There is a new design of cleaning and maintenance station where the print heads are parked when not in use. There is no need to slice through the media to run the maintenance routine, Barton says. The cleaning station, which moves along the press instead of to one side as many inkjet presses do, prevents the nozzles drying out and cleans them to minimise the risk of blockages. Users choose how often they wish to use the cleaning routine.
“It’s a very usable product,” he says. “It is designed to cope where there is a proliferation of Skus,” explaining that the pilot customer in Italy is 101Caffée, a coffee business in Milan which currently has 1,400 product references, customised with details of the outlet selling the coffee to its customers.
It will no doubt make further appearances over the next couple of years as early user feedback is incorporated into production models. It will always be a product launched in Milan.
The three biggest issues that printers across Europe face are coping with short runs; job changeovers and makereadies and material waste. The findings come from a survey conducted by Keypoint Infotrends released at Print4All.

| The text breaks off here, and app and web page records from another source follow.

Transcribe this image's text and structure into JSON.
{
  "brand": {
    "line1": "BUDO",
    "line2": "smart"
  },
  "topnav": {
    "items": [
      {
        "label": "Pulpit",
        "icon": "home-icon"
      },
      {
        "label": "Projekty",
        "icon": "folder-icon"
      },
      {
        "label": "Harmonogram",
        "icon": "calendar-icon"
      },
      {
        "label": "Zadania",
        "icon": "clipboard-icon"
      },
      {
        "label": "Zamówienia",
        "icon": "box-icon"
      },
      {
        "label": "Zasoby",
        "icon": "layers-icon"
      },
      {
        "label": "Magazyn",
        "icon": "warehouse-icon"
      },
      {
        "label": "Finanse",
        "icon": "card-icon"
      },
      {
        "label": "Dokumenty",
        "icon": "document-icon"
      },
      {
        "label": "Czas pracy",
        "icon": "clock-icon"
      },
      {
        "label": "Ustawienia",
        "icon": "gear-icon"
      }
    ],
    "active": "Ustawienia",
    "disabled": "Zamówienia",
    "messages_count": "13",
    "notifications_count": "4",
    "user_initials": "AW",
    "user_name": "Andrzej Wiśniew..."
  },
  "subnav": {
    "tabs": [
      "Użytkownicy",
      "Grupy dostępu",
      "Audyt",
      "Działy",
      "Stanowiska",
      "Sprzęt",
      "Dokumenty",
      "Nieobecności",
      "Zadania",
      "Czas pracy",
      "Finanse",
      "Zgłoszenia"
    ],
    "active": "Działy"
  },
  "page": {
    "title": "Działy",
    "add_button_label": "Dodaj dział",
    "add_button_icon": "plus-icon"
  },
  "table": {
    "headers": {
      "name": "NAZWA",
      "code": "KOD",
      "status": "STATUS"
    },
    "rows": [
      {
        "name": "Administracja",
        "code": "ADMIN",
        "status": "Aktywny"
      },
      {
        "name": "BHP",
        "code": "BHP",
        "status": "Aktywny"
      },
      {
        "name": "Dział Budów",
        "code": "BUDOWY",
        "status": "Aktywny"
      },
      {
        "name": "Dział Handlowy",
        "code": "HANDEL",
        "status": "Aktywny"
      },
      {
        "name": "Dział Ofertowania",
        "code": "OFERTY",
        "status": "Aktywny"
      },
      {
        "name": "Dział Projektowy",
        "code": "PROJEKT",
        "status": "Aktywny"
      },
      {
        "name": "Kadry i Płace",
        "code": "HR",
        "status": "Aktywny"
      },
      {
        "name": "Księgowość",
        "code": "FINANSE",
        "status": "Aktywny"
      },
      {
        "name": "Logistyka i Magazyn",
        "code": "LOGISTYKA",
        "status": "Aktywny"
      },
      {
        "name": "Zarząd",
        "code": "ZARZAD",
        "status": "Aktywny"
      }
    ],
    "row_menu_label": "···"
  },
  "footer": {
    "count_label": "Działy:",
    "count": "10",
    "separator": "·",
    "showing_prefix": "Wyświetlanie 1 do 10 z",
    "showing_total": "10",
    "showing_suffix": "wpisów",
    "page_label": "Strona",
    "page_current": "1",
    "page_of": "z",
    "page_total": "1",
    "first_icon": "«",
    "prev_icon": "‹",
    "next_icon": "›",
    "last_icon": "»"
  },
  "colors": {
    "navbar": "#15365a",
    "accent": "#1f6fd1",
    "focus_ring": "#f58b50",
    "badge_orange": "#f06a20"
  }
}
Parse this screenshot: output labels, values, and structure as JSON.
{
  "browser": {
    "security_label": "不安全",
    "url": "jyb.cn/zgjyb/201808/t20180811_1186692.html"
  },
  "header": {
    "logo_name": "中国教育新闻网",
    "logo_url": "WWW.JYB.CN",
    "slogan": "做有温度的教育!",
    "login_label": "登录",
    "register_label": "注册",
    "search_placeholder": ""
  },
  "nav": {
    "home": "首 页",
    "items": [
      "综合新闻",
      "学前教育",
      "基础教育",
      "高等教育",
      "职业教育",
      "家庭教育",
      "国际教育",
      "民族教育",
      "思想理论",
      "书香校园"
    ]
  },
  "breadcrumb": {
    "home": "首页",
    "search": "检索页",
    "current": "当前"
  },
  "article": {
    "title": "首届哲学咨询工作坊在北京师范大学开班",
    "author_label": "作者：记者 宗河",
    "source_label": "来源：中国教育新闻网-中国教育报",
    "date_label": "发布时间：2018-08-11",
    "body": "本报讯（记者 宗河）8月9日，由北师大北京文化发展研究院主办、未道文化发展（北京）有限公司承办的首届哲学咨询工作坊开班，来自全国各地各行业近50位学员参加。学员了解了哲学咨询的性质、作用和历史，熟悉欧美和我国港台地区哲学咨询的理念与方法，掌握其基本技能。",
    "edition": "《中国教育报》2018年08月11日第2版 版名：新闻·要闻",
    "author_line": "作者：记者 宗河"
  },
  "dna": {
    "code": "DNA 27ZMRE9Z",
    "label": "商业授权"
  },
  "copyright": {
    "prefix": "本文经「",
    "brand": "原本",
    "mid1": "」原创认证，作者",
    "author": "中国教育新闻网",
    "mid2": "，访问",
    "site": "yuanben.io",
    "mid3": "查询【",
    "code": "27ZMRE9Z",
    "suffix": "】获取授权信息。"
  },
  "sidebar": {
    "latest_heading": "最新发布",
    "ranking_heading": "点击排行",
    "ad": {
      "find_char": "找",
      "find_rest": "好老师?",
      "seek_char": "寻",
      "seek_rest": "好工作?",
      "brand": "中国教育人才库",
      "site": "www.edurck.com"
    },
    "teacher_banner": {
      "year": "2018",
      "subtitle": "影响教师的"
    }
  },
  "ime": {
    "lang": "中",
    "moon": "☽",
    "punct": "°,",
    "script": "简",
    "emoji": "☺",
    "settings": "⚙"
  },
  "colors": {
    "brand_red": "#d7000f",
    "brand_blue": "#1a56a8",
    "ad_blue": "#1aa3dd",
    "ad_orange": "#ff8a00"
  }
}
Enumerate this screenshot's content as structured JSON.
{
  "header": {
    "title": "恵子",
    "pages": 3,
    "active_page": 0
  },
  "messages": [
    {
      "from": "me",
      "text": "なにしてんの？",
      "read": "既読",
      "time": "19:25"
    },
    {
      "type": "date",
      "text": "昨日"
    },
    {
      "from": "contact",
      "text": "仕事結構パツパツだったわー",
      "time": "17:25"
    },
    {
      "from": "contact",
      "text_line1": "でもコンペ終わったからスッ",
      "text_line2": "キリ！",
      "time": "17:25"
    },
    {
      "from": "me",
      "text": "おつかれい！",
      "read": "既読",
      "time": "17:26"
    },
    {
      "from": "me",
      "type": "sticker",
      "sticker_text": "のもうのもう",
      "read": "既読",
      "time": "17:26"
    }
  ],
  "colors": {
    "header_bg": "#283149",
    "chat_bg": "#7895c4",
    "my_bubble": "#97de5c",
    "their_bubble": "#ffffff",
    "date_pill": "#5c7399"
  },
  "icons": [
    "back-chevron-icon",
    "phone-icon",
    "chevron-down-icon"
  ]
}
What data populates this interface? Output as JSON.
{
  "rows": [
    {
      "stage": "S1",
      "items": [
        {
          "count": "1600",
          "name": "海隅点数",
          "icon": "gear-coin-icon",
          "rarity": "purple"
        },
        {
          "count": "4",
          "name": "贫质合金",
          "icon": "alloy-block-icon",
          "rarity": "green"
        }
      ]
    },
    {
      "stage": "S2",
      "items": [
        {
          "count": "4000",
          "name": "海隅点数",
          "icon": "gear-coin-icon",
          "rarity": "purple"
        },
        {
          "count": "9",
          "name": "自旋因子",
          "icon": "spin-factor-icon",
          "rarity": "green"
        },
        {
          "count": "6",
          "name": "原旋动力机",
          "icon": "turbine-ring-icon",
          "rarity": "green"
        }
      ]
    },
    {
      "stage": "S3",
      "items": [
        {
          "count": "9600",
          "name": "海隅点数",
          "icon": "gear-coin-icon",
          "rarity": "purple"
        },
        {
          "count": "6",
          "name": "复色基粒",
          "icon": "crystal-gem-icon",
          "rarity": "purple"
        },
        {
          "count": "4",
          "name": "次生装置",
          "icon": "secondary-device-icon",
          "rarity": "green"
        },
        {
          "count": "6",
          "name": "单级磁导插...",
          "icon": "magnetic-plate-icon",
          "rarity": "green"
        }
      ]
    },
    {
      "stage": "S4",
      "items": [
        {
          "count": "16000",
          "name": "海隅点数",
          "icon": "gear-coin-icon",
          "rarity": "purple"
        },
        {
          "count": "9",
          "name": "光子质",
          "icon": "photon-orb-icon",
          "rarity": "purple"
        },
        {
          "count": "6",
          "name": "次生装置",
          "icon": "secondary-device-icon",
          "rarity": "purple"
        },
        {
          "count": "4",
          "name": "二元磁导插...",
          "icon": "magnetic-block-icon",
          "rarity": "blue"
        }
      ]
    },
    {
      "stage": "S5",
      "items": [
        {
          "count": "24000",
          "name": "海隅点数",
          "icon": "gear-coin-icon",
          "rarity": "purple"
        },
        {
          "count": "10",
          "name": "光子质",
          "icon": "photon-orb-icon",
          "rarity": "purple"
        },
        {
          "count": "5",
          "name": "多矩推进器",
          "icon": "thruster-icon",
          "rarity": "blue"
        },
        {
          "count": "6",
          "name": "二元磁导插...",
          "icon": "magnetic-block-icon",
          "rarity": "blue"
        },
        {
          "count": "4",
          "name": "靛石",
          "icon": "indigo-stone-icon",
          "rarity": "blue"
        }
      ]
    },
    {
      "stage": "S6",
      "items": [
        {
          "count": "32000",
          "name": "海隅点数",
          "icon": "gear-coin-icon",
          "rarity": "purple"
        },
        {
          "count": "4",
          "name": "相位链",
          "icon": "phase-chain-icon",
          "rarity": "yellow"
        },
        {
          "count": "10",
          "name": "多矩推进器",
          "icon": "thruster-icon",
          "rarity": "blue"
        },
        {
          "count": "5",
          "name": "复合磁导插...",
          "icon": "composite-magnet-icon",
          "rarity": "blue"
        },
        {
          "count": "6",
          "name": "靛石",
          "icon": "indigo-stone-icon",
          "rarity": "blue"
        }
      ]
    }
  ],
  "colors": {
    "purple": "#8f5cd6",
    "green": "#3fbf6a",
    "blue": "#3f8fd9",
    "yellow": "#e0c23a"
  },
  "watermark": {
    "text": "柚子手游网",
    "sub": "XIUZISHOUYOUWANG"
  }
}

The report looked at conditions and trends across the industry in Europe, through an in depth attitudinal questionnaire. Most answers come from commercial printers, followed by those in label and packaging and display printing.
Perhaps unsurprisingly, the survey found the three areas where printers plan to invest are web to print, workflow automation and colour management. Implemented correctly these will address the major concerns, minimising waste of time and materials, the purpose of a lean manufacturing approach.
The consultancy business draws a number of conclusions from these and wider trends. “Print production is no longer a linear process,” says Ron Gilboa, one of the report’s authors. “Everything can now be interconnected and transparent. The new workflow is also characterised by collaboration, flexibility and responsiveness.”
Printers need to harness innovation in order to deliver more than just print to their customers. That innovation can be in creating new products from the insight gained by listening to customers, through continuous improvement of existing products and by offering unique products that others are not delivering.
“There is pressure from clients on their suppliers to do new things,” says Bob Leahey, Gilboa’s colleague. Seven times as many printers report having to tackle a growing number of short runs as those that claim that longer runs are growing.
This highlights the opportunities for digital printing but also the issues that the technology needs to address, at least the issues that digital printers raise: reliability, cost of toner, spot colours and repeatability. “Digital is changing fast, but offset is not going away,” he says.
While digital has made the deepest impact on the sign and digital sector, it has barely touched packaging. The opportunity is there, however, as brands want to achieve stand out on the shelves, to use more customisation and through the proliferation of Skus, increasing 4% a year over the last 40 years.
“Digital has been in packaging for 20 years through label printing,” he points out.
Analogue printing is not going away, though some of the traditional printed products will change or disappear “or be very much smaller than they are now. It is like the buggy whip manufacturing industry, which flourished before the arrival of the motor car. There are still whip manufacturers, just not so many of them.”
Exhibitors will have been pleased that Print4All received substantial visitor support and an audience that was keen to find out about new products. After an anxious few weeks leading up to the show, most will have been received that the Italian show was an improvement on Ipex.